                                                    No rotisserie, no grill allowed, I'm afraid. And I've never made a demi-glace, but I will have to remedy that, especially since it can be frozen in an ice cube tray for later use.

                                                    1. re: LindaWhit

                                                      LindaWhit - I have made demi-glace and it is very time consuming. It was worth it for the volume, but there's a good product "Demi Glace Gourmet" that works well. A 20 part reduction. You may already know about it, and I didn't search to see if it has been discussed previously, but I consider it a good product. Last time I cooked duck, I used that and macerated cherries with stock. They make it so easy for you.

                                                      Now I need some duck after looking over those pix.

                                                      1. re: rudeboy

                                                        I have seen and have used that, rudeboy. That would be my go-to if I never get around to making the homemade. :-)

                                                    2. re: rjbh20

                                                      Where do you get the demi? Or do you make it?

                                              2. oh my LORD does it already smell good here! carnitas are simmering away.

                                                i'm going to make my own kimchi today.

                                                i also have to make a bfast casserole-type dish for work on Monday. i was going to do a tortilla de papa with Spanish chorizo, but that's a lot more work than i want to do. . . we'll see. maybe a tortilla de papa casserole.

                                                1 Reply
                                                1. WFD? Mooooo!

                                                  My husband got back from MD last night with 175lbs of beef. Instead of steak and cheese we opted to have friends over for burgers. I have dough rising for rolls, I'll toss together a salad and there will be Utz crab chip too. Berger cookies for dessert. Let the grilling commence!

                                                  Gratuitous photo of the haul! Our son named him Morty. I think it's important he sees where his food comes from and how it's processed.

                                                   
                                                  4 Replies
                                                  1. re: foodieX2

                                                    Room for 1 more? I hope you enjoy the delights of Maryland. Where did the wonderful beef come from?

                                                    1. re: fldhkybnva

                                                      Come on over!

                                                      We love MD! My husband grew up in Monkton. His sister and her husband have a farm in White Hall so we get the cow thru them. Organic, grass fed and we get to see and meet them!!

                                                    2. My husband spent all of yesterday cooking. He made gallons and gallons of chili to take to my son's crew regatta on Long Island. As soon as they got there, they learned that the races had been cancelled due to high winds and threatened thunderstorms. Although they went back to the school and my husband served brunch (he also had the fixings for egg sandwiches), we still have a ton of chili left, so that's what's for dinner. There is also a lot of raw eggs that he prescrambled, so tomorrow I will probably make a quiche with the leftover eggs. Otherwise, WFD will likely be chili again!
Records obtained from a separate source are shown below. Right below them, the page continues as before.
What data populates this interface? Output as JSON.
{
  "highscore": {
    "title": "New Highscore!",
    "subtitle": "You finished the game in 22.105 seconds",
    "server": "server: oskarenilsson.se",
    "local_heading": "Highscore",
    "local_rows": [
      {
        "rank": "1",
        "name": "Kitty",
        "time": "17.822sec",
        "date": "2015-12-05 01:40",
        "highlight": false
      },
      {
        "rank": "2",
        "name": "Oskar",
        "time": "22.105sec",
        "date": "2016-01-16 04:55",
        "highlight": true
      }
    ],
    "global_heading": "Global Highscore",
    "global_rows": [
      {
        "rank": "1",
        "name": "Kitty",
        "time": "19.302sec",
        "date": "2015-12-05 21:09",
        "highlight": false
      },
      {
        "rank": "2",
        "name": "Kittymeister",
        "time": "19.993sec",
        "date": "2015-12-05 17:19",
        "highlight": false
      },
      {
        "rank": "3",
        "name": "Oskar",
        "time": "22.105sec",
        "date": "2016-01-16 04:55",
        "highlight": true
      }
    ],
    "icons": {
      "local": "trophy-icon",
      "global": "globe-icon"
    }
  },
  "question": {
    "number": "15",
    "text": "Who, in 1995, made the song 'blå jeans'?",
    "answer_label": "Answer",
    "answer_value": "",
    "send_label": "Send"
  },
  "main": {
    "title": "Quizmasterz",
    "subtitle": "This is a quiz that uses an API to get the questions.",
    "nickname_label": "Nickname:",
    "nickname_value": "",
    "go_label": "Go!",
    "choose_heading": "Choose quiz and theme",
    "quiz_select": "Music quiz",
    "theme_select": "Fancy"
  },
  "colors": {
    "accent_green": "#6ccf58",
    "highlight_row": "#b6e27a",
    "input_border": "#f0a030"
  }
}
                                                      2 Replies
                                                      1. re: roxlet

                                                        Winds were brutal today. Good call on the quiche.

                                                        Nothing wrong with chili.

                                                        1. re: roxlet

                                                          what a pain! at least the chili will freeze well...